Shrimp is the most popular seafood in the United States. These slightly sweet, mild-flavored crustaceans are full of interesting science. Take a deep dive into these fascinating facts.
They Change Color When They Cook
Most raw shrimp are a gray-black color. But when you cook them, they turn pink. Why the color change? Shrimp contain a pigment called astaxanthin that is released when the shrimp reach about 120 degrees. Bonus fishy fact: Salmon have pink flesh because they eat shrimp and krill, a shrimp relative that contains the same pigment.
They Come In Lots of Sizes
There are about 2,000 species of shrimp around the world, and humans eat around 300 of them—from common whiteleg shrimp to beautiful royal red shrimp.
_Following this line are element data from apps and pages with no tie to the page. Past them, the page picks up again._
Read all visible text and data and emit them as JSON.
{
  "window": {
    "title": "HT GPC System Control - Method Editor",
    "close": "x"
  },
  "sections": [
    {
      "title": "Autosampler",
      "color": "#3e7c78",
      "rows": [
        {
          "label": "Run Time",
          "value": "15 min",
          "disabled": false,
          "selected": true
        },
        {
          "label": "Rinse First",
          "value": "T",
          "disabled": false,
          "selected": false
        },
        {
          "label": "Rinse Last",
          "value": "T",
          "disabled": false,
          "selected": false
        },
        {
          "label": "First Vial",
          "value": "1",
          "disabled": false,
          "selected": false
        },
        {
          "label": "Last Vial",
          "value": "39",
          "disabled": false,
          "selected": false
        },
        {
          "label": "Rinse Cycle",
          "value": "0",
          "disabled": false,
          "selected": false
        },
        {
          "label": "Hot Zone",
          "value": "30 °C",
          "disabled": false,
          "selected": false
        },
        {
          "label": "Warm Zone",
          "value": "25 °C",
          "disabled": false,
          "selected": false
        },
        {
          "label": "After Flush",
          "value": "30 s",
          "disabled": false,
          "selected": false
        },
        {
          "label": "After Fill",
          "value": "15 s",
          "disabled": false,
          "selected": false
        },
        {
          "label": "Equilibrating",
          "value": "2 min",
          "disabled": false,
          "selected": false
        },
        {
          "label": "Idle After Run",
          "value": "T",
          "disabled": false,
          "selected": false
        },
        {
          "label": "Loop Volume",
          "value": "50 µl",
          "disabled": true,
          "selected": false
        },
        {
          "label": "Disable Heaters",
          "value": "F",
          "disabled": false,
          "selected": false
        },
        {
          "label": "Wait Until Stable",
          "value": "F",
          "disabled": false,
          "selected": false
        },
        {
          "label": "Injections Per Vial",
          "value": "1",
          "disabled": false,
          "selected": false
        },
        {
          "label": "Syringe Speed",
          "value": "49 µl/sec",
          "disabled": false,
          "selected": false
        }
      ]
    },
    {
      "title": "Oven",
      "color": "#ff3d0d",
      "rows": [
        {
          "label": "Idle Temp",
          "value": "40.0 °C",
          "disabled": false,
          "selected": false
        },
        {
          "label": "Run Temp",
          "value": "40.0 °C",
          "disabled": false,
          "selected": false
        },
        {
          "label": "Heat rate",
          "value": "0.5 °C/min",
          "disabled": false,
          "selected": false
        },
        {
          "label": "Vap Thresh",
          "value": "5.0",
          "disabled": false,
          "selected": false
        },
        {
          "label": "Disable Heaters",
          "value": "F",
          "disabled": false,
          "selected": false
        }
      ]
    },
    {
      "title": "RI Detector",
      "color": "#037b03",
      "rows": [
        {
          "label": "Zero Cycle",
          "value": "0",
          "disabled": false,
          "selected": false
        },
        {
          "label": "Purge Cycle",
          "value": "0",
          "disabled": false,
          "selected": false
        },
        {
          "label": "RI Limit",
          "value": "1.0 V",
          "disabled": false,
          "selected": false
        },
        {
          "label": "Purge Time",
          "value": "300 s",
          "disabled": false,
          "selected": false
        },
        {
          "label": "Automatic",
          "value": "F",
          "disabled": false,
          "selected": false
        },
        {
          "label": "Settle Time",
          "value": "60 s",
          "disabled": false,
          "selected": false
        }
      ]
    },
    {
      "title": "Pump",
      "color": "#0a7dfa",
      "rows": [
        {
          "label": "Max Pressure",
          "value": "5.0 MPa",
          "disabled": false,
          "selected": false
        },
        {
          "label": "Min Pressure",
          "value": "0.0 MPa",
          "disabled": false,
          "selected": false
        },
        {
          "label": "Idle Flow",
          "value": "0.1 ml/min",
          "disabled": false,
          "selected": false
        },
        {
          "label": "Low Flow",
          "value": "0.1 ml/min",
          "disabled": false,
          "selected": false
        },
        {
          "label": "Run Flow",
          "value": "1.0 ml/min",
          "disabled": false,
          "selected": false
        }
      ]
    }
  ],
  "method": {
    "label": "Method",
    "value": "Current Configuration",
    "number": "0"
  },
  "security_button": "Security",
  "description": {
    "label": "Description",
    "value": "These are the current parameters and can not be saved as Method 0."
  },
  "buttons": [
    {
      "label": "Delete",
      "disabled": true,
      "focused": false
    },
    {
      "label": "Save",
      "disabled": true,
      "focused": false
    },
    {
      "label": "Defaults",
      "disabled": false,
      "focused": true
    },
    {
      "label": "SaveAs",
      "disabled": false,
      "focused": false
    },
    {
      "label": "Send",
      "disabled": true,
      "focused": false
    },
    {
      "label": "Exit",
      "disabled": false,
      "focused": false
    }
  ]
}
Some species are harvested when they’re super tiny, dried, and used in all sorts of dishes, including soups, salads, and stir-fries. On the other hand, black tiger shrimp can grow as long as 13 inches!
The Shell Is Full of Flavor
Shrimp shells contain proteins, sugars, and compounds called glutamates and nucleotides, which have a savory umami taste. If you cook shrimp shells, their proteins and sugars undergo a special chemical reaction that gives them even more flavor.
But peeling shrimp is a lot of work! In this recipe, we use peeled shrimp and add another ocean ingredient—clam juice—to boost this dish’s salty seafood flavor.
One-Pot Garlicky Shrimp Pasta
- 1 pound frozen peeled and deveined extra-large shrimp (21 to 25 per pound), thawed and tails removed
- 1/8 teaspoon pepper
- 1/2 teaspoon plus 3/4 teaspoon salt, measured separately
- 1 tablespoon plus 2 tablespoons extra-virgin olive oil, measured separately
- 6 to 8 garlic cloves, peeled and minced
- 1/8 teaspoon red pepper flakes
- 3 cups water
- 2 cups chicken broth
- 1/2 cup clam juice
- 4 1/2 cups medium pasta shells (12 ounces)
- 1/2 teaspoon grated lemon zest plus 2 tablespoons juice, zested and squeezed from 1 lemon
- 2 tablespoons chopped fresh parsley
In a medium bowl, combine shrimp, pepper, and 1/2 teaspoon salt. Stir until shrimp are evenly coated.
In a Dutch oven, heat 1 tablespoon of oil over medium-high heat for 2 minutes (oil should be hot but not smoking). Add shrimp to the pot and spread in a single layer. Cook shrimp, without stirring, until the edges turn pink, about 1 minute.
Stir shrimp and cook until pink all over, 30 seconds to 1 minute. Turn off heat. Use tongs to transfer shrimp to a large plate.
Add garlic, red pepper flakes, and remaining 2 tablespoons of oil to the pot. Cook over low heat, stirring often, until garlic is just beginning to turn golden, 4 to 6 minutes.
Stir in water, broth, clam juice, pasta, and remaining 3/4 teaspoon salt. Increase heat to medium-high and cook, stirring often, for 12 minutes.
Continue cooking, stirring constantly and scraping the bottom of the pot, until pasta is tender and sauce is thickened, 3 to 8 minutes longer. Remove from heat. (Sauce will continue to thicken as it cools.)
Stir in lemon zest and juice, parsley, and shrimp. Let sit until shrimp is heated through, 1 to 2 minutes. Serve.